*** SUPPLIED DATA ***
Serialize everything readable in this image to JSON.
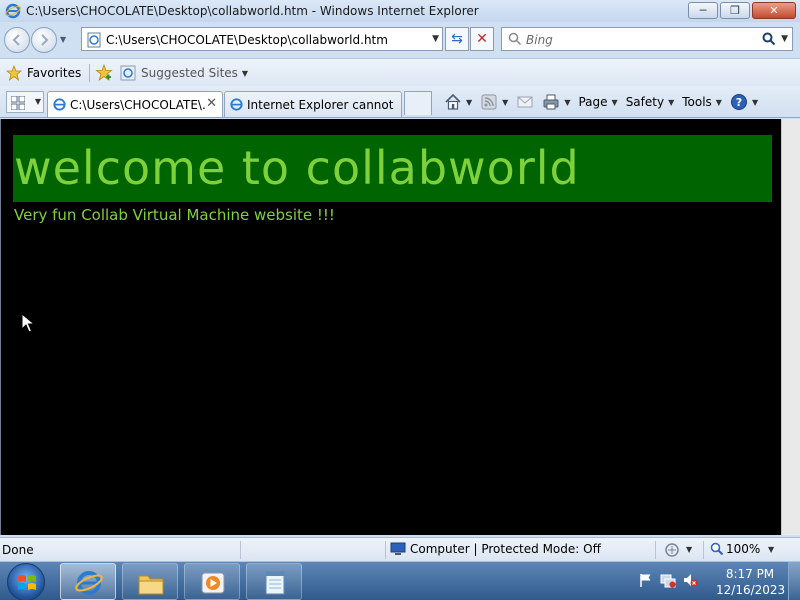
{
  "window": {
    "title": "C:\\Users\\CHOCOLATE\\Desktop\\collabworld.htm - Windows Internet Explorer"
  },
  "caption": {
    "minimize": "─",
    "maximize": "❐",
    "close": "✕"
  },
  "address": {
    "value": "C:\\Users\\CHOCOLATE\\Desktop\\collabworld.htm"
  },
  "search": {
    "placeholder": "Bing"
  },
  "favorites_bar": {
    "favorites_label": "Favorites",
    "suggested_label": "Suggested Sites"
  },
  "tabs": [
    {
      "label": "C:\\Users\\CHOCOLATE\\...",
      "active": true
    },
    {
      "label": "Internet Explorer cannot di...",
      "active": false
    }
  ],
  "command_bar": {
    "page_label": "Page",
    "safety_label": "Safety",
    "tools_label": "Tools"
  },
  "page": {
    "heading": "welcome to collabworld",
    "subtitle": "Very fun Collab Virtual Machine website !!!",
    "banner_color": "#006400",
    "text_color": "#7fd13b",
    "background": "#000000"
  },
  "status": {
    "text": "Done",
    "zone": "Computer | Protected Mode: Off",
    "zoom": "100%"
  },
  "taskbar": {
    "time": "8:17 PM",
    "date": "12/16/2023",
    "items": [
      "ie-icon",
      "folder-icon",
      "media-player-icon",
      "notepad-icon"
    ]
  }
}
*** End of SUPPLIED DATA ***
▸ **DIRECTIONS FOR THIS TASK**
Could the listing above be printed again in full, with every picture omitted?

▸ **WRITTEN SOLUTION**
Serialize everything readable in this image to JSON.
{
  "window": {
    "title": "C:\\Users\\CHOCOLATE\\Desktop\\collabworld.htm - Windows Internet Explorer"
  },
  "caption": {
    "minimize": "─",
    "maximize": "❐",
    "close": "✕"
  },
  "address": {
    "value": "C:\\Users\\CHOCOLATE\\Desktop\\collabworld.htm"
  },
  "search": {
    "placeholder": "Bing"
  },
  "favorites_bar": {
    "favorites_label": "Favorites",
    "suggested_label": "Suggested Sites"
  },
  "tabs": [
    {
      "label": "C:\\Users\\CHOCOLATE\\...",
      "active": true
    },
    {
      "label": "Internet Explorer cannot di...",
      "active": false
    }
  ],
  "command_bar": {
    "page_label": "Page",
    "safety_label": "Safety",
    "tools_label": "Tools"
  },
  "page": {
    "heading": "welcome to collabworld",
    "subtitle": "Very fun Collab Virtual Machine website !!!",
    "banner_color": "#006400",
    "text_color": "#7fd13b",
    "background": "#000000"
  },
  "status": {
    "text": "Done",
    "zone": "Computer | Protected Mode: Off",
    "zoom": "100%"
  },
  "taskbar": {
    "time": "8:17 PM",
    "date": "12/16/2023",
    "items": [
      "ie-icon",
      "folder-icon",
      "media-player-icon",
      "notepad-icon"
    ]
  }
}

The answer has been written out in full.